Stored entries
--- START ---

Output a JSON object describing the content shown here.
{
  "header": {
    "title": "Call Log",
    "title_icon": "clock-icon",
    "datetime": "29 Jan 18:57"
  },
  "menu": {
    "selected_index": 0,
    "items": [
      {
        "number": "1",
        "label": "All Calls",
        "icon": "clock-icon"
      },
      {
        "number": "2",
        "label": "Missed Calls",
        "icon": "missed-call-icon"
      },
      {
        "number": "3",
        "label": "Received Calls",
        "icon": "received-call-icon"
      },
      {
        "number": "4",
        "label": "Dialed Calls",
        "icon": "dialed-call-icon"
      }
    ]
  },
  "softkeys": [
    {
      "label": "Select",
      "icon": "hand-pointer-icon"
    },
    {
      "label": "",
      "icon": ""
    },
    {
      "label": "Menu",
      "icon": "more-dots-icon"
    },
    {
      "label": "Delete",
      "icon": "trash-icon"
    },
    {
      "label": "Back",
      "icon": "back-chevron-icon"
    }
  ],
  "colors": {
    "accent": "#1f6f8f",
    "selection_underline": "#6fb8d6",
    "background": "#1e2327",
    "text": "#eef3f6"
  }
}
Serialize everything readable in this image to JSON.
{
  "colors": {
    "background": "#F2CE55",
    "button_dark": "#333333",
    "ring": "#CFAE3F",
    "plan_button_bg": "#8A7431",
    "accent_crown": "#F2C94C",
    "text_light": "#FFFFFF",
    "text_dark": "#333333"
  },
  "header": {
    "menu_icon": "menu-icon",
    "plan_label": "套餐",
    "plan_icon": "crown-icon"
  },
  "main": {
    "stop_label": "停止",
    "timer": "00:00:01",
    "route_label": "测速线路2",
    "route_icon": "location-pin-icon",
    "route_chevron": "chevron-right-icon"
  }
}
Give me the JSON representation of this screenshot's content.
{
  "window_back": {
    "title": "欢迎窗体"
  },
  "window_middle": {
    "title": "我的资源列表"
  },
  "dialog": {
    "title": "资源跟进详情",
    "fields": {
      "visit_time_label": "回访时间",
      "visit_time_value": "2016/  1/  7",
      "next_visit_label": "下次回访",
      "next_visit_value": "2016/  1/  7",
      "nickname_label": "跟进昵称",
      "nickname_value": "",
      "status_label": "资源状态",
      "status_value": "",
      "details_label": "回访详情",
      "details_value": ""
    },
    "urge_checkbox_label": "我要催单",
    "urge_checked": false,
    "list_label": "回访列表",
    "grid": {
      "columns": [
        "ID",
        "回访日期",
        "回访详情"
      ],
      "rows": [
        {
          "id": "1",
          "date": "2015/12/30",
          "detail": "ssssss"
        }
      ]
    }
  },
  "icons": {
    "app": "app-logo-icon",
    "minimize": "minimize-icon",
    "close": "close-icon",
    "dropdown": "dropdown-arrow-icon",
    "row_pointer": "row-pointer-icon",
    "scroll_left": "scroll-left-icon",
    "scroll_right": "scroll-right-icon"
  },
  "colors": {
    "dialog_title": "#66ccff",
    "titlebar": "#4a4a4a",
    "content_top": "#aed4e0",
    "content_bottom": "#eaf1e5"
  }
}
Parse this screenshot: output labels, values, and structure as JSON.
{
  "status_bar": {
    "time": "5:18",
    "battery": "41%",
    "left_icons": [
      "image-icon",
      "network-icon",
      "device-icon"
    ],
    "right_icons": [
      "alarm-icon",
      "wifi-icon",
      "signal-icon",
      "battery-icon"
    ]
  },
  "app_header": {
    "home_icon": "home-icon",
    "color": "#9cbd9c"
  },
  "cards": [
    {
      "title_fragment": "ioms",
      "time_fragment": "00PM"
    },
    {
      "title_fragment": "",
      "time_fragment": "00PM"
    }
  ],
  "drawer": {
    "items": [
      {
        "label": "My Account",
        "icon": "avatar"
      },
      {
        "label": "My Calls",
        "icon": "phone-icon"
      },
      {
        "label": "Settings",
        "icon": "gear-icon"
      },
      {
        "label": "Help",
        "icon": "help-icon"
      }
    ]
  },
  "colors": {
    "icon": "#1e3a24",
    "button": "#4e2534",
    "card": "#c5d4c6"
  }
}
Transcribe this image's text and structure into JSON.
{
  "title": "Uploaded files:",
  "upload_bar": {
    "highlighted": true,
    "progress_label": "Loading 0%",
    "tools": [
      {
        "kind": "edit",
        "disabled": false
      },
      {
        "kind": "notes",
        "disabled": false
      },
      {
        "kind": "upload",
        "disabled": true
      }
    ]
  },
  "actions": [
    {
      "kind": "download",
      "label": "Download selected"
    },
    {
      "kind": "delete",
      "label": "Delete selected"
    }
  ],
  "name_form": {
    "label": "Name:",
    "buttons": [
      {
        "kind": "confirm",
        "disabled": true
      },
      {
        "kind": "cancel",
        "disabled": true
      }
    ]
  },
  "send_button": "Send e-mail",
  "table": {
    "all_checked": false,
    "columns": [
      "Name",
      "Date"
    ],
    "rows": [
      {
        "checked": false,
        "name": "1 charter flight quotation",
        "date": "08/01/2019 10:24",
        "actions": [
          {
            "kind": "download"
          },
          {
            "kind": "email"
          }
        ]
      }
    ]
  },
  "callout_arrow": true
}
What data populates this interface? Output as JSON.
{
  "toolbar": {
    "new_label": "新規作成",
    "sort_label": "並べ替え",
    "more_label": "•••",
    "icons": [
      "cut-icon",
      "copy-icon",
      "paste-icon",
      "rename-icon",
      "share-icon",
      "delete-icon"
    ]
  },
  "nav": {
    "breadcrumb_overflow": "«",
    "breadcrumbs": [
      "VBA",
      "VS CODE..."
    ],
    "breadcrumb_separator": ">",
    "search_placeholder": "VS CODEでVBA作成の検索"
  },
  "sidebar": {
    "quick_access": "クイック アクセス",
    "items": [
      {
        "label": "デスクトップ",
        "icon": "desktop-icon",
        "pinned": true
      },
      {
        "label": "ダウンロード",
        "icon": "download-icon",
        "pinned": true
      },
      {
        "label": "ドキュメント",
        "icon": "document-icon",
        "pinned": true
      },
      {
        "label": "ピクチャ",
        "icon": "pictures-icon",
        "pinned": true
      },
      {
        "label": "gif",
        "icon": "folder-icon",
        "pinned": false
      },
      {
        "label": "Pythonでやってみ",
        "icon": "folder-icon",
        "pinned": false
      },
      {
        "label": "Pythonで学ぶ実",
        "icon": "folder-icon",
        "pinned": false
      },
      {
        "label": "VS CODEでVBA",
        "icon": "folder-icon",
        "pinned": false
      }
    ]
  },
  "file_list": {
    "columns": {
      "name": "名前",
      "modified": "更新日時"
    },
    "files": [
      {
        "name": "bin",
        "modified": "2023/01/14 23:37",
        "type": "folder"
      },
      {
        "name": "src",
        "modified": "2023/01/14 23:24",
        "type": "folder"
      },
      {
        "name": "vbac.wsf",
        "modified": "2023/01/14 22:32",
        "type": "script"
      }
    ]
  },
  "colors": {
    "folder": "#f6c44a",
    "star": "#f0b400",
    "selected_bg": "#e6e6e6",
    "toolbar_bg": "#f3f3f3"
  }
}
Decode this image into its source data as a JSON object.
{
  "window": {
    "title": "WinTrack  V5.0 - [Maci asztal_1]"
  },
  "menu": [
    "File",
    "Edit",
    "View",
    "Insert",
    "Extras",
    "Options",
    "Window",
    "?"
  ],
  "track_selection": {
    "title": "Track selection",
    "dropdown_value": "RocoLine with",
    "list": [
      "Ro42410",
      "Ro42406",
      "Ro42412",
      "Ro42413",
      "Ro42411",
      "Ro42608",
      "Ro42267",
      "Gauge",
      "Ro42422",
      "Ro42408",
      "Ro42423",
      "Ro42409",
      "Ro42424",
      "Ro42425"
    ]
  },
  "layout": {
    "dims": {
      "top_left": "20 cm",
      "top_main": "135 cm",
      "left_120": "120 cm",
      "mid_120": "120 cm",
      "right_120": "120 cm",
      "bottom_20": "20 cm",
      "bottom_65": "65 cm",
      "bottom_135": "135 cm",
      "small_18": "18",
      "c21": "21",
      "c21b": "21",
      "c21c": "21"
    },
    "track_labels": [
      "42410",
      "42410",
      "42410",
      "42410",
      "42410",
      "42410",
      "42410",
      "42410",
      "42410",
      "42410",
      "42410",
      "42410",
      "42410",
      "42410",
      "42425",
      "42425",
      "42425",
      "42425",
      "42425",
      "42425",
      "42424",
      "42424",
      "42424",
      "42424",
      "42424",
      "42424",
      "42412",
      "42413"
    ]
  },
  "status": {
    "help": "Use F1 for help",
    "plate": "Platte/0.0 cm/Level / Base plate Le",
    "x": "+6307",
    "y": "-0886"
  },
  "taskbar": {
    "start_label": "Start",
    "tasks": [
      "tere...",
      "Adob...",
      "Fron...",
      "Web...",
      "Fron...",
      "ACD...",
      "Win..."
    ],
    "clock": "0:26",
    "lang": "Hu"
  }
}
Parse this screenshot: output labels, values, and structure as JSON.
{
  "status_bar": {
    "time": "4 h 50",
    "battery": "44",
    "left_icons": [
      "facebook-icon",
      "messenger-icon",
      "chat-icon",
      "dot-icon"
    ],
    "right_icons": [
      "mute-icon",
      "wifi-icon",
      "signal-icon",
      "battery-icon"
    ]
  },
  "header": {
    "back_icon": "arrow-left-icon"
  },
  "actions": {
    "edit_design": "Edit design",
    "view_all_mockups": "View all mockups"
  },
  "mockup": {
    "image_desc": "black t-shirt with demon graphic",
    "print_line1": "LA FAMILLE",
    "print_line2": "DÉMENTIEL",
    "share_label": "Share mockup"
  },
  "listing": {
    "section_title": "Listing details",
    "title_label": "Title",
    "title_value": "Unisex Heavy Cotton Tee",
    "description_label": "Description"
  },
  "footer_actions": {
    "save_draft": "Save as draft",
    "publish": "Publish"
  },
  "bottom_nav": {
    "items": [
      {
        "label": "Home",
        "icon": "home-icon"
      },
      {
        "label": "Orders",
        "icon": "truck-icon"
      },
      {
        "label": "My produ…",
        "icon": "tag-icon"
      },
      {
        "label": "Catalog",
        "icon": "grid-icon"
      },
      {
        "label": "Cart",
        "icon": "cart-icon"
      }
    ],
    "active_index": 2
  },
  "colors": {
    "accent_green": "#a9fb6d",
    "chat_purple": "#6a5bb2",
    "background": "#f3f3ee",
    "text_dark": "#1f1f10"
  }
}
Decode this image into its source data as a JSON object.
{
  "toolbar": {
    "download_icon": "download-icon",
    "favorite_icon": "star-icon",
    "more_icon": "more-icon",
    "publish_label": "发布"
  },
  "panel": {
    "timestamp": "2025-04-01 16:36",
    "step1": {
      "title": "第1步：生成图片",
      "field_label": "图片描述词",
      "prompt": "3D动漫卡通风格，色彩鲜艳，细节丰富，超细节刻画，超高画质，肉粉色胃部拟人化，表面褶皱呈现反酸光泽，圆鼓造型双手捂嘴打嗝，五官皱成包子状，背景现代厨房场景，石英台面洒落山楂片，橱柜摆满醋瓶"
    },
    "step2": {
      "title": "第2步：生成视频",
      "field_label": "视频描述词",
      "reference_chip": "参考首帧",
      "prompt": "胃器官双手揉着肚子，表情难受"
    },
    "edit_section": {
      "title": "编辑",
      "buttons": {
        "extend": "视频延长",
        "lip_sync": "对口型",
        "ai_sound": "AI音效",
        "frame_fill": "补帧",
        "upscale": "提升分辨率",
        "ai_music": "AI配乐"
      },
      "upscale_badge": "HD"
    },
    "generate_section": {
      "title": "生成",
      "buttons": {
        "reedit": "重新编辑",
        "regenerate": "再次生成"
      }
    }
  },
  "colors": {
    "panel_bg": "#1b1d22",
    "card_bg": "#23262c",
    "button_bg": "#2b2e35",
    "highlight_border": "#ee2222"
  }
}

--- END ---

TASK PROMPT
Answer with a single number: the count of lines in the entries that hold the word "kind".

ANSWER AREA
9